→ Task goal
Word for word, repeat every entry that appears below.

→ Data in this exercise

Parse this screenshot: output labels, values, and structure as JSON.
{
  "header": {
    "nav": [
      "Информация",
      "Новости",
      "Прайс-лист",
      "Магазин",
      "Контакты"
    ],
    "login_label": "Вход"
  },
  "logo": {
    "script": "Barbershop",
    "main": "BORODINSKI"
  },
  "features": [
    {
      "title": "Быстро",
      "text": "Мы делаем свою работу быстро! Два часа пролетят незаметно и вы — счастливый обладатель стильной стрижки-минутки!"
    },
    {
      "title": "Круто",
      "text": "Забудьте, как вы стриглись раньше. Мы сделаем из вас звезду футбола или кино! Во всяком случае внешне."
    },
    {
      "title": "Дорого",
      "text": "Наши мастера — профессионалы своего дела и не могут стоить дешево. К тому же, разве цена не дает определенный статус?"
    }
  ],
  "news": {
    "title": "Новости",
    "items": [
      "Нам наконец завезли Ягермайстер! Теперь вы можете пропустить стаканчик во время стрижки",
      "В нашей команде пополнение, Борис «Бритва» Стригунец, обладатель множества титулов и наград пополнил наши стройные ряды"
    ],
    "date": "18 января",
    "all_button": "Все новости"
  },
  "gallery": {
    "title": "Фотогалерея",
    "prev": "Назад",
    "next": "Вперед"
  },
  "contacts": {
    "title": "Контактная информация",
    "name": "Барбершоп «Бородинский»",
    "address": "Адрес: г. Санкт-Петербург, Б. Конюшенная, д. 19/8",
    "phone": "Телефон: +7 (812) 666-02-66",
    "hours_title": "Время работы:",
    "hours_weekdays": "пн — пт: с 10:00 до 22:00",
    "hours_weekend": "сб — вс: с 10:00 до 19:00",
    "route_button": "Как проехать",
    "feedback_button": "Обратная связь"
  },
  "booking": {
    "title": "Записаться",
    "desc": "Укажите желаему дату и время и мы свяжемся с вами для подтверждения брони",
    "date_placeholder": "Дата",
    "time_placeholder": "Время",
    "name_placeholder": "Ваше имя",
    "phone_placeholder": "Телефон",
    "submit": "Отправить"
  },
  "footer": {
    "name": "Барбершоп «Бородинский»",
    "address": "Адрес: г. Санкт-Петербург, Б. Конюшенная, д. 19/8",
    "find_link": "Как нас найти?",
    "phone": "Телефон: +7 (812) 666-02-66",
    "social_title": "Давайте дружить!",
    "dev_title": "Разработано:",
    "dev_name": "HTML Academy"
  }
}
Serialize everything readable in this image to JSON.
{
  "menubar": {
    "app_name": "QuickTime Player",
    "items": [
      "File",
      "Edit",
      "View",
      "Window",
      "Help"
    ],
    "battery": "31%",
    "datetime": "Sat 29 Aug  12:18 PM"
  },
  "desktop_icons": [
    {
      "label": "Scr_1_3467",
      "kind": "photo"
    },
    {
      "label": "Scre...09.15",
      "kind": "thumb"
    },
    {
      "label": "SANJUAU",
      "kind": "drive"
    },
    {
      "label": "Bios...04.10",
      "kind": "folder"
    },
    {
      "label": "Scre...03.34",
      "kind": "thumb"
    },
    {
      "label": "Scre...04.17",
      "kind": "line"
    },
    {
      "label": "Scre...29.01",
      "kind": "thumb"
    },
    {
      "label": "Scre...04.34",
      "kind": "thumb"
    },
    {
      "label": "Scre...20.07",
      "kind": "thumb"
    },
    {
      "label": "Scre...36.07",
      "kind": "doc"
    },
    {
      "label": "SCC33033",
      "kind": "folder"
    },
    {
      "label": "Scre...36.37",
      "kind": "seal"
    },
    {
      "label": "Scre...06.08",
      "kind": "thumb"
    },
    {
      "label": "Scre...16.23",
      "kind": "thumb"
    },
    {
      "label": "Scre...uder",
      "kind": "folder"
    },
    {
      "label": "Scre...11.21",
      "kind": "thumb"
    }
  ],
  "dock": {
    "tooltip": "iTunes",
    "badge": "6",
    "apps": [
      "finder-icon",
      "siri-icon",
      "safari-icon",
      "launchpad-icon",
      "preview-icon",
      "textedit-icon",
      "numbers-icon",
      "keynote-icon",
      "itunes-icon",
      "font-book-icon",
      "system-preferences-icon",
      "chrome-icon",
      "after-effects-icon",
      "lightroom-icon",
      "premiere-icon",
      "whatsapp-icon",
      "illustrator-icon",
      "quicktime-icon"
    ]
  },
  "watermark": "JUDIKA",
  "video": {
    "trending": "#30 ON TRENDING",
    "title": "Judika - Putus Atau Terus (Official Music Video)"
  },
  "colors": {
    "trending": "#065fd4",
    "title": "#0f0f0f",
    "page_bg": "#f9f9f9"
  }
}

→ Task result
Parse this screenshot: output labels, values, and structure as JSON.
{
  "header": {
    "nav": [
      "Информация",
      "Новости",
      "Прайс-лист",
      "Магазин",
      "Контакты"
    ],
    "login_label": "Вход"
  },
  "logo": {
    "script": "Barbershop",
    "main": "BORODINSKI"
  },
  "features": [
    {
      "title": "Быстро",
      "text": "Мы делаем свою работу быстро! Два часа пролетят незаметно и вы — счастливый обладатель стильной стрижки-минутки!"
    },
    {
      "title": "Круто",
      "text": "Забудьте, как вы стриглись раньше. Мы сделаем из вас звезду футбола или кино! Во всяком случае внешне."
    },
    {
      "title": "Дорого",
      "text": "Наши мастера — профессионалы своего дела и не могут стоить дешево. К тому же, разве цена не дает определенный статус?"
    }
  ],
  "news": {
    "title": "Новости",
    "items": [
      "Нам наконец завезли Ягермайстер! Теперь вы можете пропустить стаканчик во время стрижки",
      "В нашей команде пополнение, Борис «Бритва» Стригунец, обладатель множества титулов и наград пополнил наши стройные ряды"
    ],
    "date": "18 января",
    "all_button": "Все новости"
  },
  "gallery": {
    "title": "Фотогалерея",
    "prev": "Назад",
    "next": "Вперед"
  },
  "contacts": {
    "title": "Контактная информация",
    "name": "Барбершоп «Бородинский»",
    "address": "Адрес: г. Санкт-Петербург, Б. Конюшенная, д. 19/8",
    "phone": "Телефон: +7 (812) 666-02-66",
    "hours_title": "Время работы:",
    "hours_weekdays": "пн — пт: с 10:00 до 22:00",
    "hours_weekend": "сб — вс: с 10:00 до 19:00",
    "route_button": "Как проехать",
    "feedback_button": "Обратная связь"
  },
  "booking": {
    "title": "Записаться",
    "desc": "Укажите желаему дату и время и мы свяжемся с вами для подтверждения брони",
    "date_placeholder": "Дата",
    "time_placeholder": "Время",
    "name_placeholder": "Ваше имя",
    "phone_placeholder": "Телефон",
    "submit": "Отправить"
  },
  "footer": {
    "name": "Барбершоп «Бородинский»",
    "address": "Адрес: г. Санкт-Петербург, Б. Конюшенная, д. 19/8",
    "find_link": "Как нас найти?",
    "phone": "Телефон: +7 (812) 666-02-66",
    "social_title": "Давайте дружить!",
    "dev_title": "Разработано:",
    "dev_name": "HTML Academy"
  }
}
Serialize everything readable in this image to JSON.
{
  "menubar": {
    "app_name": "QuickTime Player",
    "items": [
      "File",
      "Edit",
      "View",
      "Window",
      "Help"
    ],
    "battery": "31%",
    "datetime": "Sat 29 Aug  12:18 PM"
  },
  "desktop_icons": [
    {
      "label": "Scr_1_3467",
      "kind": "photo"
    },
    {
      "label": "Scre...09.15",
      "kind": "thumb"
    },
    {
      "label": "SANJUAU",
      "kind": "drive"
    },
    {
      "label": "Bios...04.10",
      "kind": "folder"
    },
    {
      "label": "Scre...03.34",
      "kind": "thumb"
    },
    {
      "label": "Scre...04.17",
      "kind": "line"
    },
    {
      "label": "Scre...29.01",
      "kind": "thumb"
    },
    {
      "label": "Scre...04.34",
      "kind": "thumb"
    },
    {
      "label": "Scre...20.07",
      "kind": "thumb"
    },
    {
      "label": "Scre...36.07",
      "kind": "doc"
    },
    {
      "label": "SCC33033",
      "kind": "folder"
    },
    {
      "label": "Scre...36.37",
      "kind": "seal"
    },
    {
      "label": "Scre...06.08",
      "kind": "thumb"
    },
    {
      "label": "Scre...16.23",
      "kind": "thumb"
    },
    {
      "label": "Scre...uder",
      "kind": "folder"
    },
    {
      "label": "Scre...11.21",
      "kind": "thumb"
    }
  ],
  "dock": {
    "tooltip": "iTunes",
    "badge": "6",
    "apps": [
      "finder-icon",
      "siri-icon",
      "safari-icon",
      "launchpad-icon",
      "preview-icon",
      "textedit-icon",
      "numbers-icon",
      "keynote-icon",
      "itunes-icon",
      "font-book-icon",
      "system-preferences-icon",
      "chrome-icon",
      "after-effects-icon",
      "lightroom-icon",
      "premiere-icon",
      "whatsapp-icon",
      "illustrator-icon",
      "quicktime-icon"
    ]
  },
  "watermark": "JUDIKA",
  "video": {
    "trending": "#30 ON TRENDING",
    "title": "Judika - Putus Atau Terus (Official Music Video)"
  },
  "colors": {
    "trending": "#065fd4",
    "title": "#0f0f0f",
    "page_bg": "#f9f9f9"
  }
}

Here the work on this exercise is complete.